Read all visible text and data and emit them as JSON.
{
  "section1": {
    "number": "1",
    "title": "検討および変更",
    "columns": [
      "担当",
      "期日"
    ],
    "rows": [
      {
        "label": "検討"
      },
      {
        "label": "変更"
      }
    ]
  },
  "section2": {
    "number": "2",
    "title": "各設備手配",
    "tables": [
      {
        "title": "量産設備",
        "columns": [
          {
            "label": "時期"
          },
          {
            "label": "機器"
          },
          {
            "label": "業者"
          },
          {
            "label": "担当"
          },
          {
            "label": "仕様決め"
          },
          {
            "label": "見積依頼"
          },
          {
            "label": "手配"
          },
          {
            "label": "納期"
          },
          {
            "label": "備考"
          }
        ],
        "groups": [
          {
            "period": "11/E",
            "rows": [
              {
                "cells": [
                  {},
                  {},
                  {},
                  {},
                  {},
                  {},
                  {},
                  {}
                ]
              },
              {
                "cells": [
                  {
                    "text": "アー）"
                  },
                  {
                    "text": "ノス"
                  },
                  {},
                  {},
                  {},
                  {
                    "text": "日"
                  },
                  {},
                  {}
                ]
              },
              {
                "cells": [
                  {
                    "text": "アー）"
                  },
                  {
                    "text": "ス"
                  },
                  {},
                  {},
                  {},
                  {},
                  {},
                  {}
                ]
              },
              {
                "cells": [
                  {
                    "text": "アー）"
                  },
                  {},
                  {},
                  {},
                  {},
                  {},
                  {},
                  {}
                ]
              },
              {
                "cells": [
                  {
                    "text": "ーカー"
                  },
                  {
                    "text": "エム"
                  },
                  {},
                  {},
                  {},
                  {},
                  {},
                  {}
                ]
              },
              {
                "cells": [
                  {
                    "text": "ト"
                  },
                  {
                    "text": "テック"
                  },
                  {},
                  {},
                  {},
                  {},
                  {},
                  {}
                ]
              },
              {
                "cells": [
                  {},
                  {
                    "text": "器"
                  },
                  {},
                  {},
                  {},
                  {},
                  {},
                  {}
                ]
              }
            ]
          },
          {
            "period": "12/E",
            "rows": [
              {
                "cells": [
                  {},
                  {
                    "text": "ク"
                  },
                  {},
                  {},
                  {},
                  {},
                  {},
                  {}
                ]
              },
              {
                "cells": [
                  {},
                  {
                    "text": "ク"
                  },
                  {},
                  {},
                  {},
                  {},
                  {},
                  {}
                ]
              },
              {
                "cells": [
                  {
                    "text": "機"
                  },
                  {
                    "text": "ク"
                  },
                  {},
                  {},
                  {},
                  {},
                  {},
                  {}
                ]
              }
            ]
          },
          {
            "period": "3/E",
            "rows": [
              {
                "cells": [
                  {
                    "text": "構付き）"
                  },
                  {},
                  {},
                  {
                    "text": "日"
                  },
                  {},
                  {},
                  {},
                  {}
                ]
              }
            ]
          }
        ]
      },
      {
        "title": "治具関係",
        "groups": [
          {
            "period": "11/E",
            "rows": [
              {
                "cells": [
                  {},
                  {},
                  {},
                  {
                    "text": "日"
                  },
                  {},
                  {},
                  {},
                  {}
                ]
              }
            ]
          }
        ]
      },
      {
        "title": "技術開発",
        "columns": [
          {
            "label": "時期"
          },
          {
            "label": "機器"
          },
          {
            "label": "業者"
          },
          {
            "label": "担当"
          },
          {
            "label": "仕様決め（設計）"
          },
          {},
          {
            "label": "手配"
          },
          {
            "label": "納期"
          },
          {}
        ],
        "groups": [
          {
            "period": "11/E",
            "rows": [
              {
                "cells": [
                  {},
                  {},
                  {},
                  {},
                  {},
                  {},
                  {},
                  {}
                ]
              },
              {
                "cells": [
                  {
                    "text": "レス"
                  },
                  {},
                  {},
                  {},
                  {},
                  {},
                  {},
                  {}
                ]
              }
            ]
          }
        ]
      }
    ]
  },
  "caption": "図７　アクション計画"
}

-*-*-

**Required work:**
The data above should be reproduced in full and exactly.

**Written reply:**
Read all visible text and data and emit them as JSON.
{
  "section1": {
    "number": "1",
    "title": "検討および変更",
    "columns": [
      "担当",
      "期日"
    ],
    "rows": [
      {
        "label": "検討"
      },
      {
        "label": "変更"
      }
    ]
  },
  "section2": {
    "number": "2",
    "title": "各設備手配",
    "tables": [
      {
        "title": "量産設備",
        "columns": [
          {
            "label": "時期"
          },
          {
            "label": "機器"
          },
          {
            "label": "業者"
          },
          {
            "label": "担当"
          },
          {
            "label": "仕様決め"
          },
          {
            "label": "見積依頼"
          },
          {
            "label": "手配"
          },
          {
            "label": "納期"
          },
          {
            "label": "備考"
          }
        ],
        "groups": [
          {
            "period": "11/E",
            "rows": [
              {
                "cells": [
                  {},
                  {},
                  {},
                  {},
                  {},
                  {},
                  {},
                  {}
                ]
              },
              {
                "cells": [
                  {
                    "text": "アー）"
                  },
                  {
                    "text": "ノス"
                  },
                  {},
                  {},
                  {},
                  {
                    "text": "日"
                  },
                  {},
                  {}
                ]
              },
              {
                "cells": [
                  {
                    "text": "アー）"
                  },
                  {
                    "text": "ス"
                  },
                  {},
                  {},
                  {},
                  {},
                  {},
                  {}
                ]
              },
              {
                "cells": [
                  {
                    "text": "アー）"
                  },
                  {},
                  {},
                  {},
                  {},
                  {},
                  {},
                  {}
                ]
              },
              {
                "cells": [
                  {
                    "text": "ーカー"
                  },
                  {
                    "text": "エム"
                  },
                  {},
                  {},
                  {},
                  {},
                  {},
                  {}
                ]
              },
              {
                "cells": [
                  {
                    "text": "ト"
                  },
                  {
                    "text": "テック"
                  },
                  {},
                  {},
                  {},
                  {},
                  {},
                  {}
                ]
              },
              {
                "cells": [
                  {},
                  {
                    "text": "器"
                  },
                  {},
                  {},
                  {},
                  {},
                  {},
                  {}
                ]
              }
            ]
          },
          {
            "period": "12/E",
            "rows": [
              {
                "cells": [
                  {},
                  {
                    "text": "ク"
                  },
                  {},
                  {},
                  {},
                  {},
                  {},
                  {}
                ]
              },
              {
                "cells": [
                  {},
                  {
                    "text": "ク"
                  },
                  {},
                  {},
                  {},
                  {},
                  {},
                  {}
                ]
              },
              {
                "cells": [
                  {
                    "text": "機"
                  },
                  {
                    "text": "ク"
                  },
                  {},
                  {},
                  {},
                  {},
                  {},
                  {}
                ]
              }
            ]
          },
          {
            "period": "3/E",
            "rows": [
              {
                "cells": [
                  {
                    "text": "構付き）"
                  },
                  {},
                  {},
                  {
                    "text": "日"
                  },
                  {},
                  {},
                  {},
                  {}
                ]
              }
            ]
          }
        ]
      },
      {
        "title": "治具関係",
        "groups": [
          {
            "period": "11/E",
            "rows": [
              {
                "cells": [
                  {},
                  {},
                  {},
                  {
                    "text": "日"
                  },
                  {},
                  {},
                  {},
                  {}
                ]
              }
            ]
          }
        ]
      },
      {
        "title": "技術開発",
        "columns": [
          {
            "label": "時期"
          },
          {
            "label": "機器"
          },
          {
            "label": "業者"
          },
          {
            "label": "担当"
          },
          {
            "label": "仕様決め（設計）"
          },
          {},
          {
            "label": "手配"
          },
          {
            "label": "納期"
          },
          {}
        ],
        "groups": [
          {
            "period": "11/E",
            "rows": [
              {
                "cells": [
                  {},
                  {},
                  {},
                  {},
                  {},
                  {},
                  {},
                  {}
                ]
              },
              {
                "cells": [
                  {
                    "text": "レス"
                  },
                  {},
                  {},
                  {},
                  {},
                  {},
                  {},
                  {}
                ]
              }
            ]
          }
        ]
      }
    ]
  },
  "caption": "図７　アクション計画"
}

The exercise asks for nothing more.